Musk might be on the right track with his pickup concept. Pickups are basically useless vehicles for almost everybody except farmers and some other professions, yet people pick them up in droves turning them into awkward looking sedans and wagons in a desperate effort to turn a fundamentally impractical concept them into something that can haul some luggage without it being exposed to the elements. So clearly there is a market for something that has little use for the owner yet taps into some primal craving (whatever that is, tapping into the glamorous lifestyle of farmers and construction workers?).

So yes, the sillier the concept the more success it might have!

Completely agree. I’ve been all over the world and US seems like the only developed country where we have mostly paved roads and people drive vehicles for off roading. Most people I’ve seen that have pick-up trucks use it to commute to their work… completely pointless.

The interviewer should have let Musk speak more. He kept trying to provide truly interesting insights which kept being cut short by interviewer interruptions.

That is very common with type-a personalities.

If we listen more, and talk less, more will be revealed.

Tesla Pickup Truck concept was one of the ugliest vehicles I’ve seen. Tesla should buy Bollinger.

I don’t think this is a serious sketch of the pickup. I took it as playing with the Semi platform.

2019 is almost over, its final chapters unfolding now?
Who knew?

Thanks. Fixed.

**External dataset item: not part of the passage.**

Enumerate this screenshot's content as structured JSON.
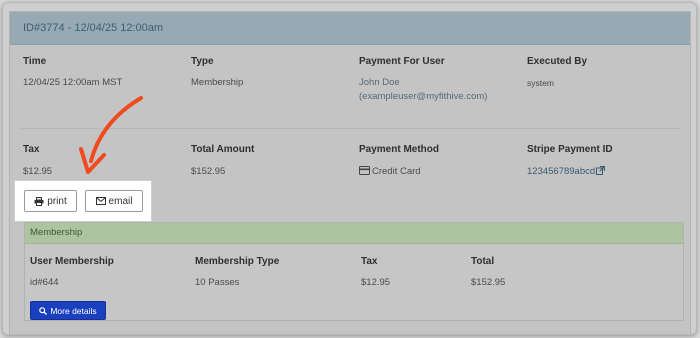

I am really, really confused.
Elon expresses the raison d’être of Tesla as being to advance sustainable transport and energy.
Elon accepts the dire need for rapid and massive action to reduce our GHG emissions to fight Climate Change.
Elon has a desire for truth and facts and therefore rationality.
But at the same time Tesla deliberately obstructs, to the point of preventing, the most productive method (by far) of reducing transport emissions, which is electric passenger services aka taxis.
This makes no sense at all. Absolutely none.


What would reduce GHG emissions related to transportation, more than anything else, is:

1. Promoting more high-capacity mass transit service, such as subways and light rail

2. Upgrading the railroads to be much more competitive, to shift as much freight as possible away from long-haul trucks onto the railroads

Tesla certainly isn’t doing anything to fight against using Tesla cars as taxis… unless you’re talking about trying to stop people from using Tesla Superchargers to support commercial services such as taxis, which was never the intended purpose of Superchargers.

Tesla has been talking a lot about a ride-sharing service as a big part of its future plans, so claiming that Tesla opposes “electric passenger services” is simply not true.

I was happy to hear Elon refer to the Model Y as a mid-size SUV. I’d already have a Model 3 except for the fact that we have three kids. I’d actually prefer something the size of the Model X, but that’s more than I’m willing to spend.

Model Y will be built on the Model 3 platform, so it will be smaller than the Model X, but offer more room than the Model 3. Price-wise, look for it to be more than the Model 3 but less than the Model X. (of course)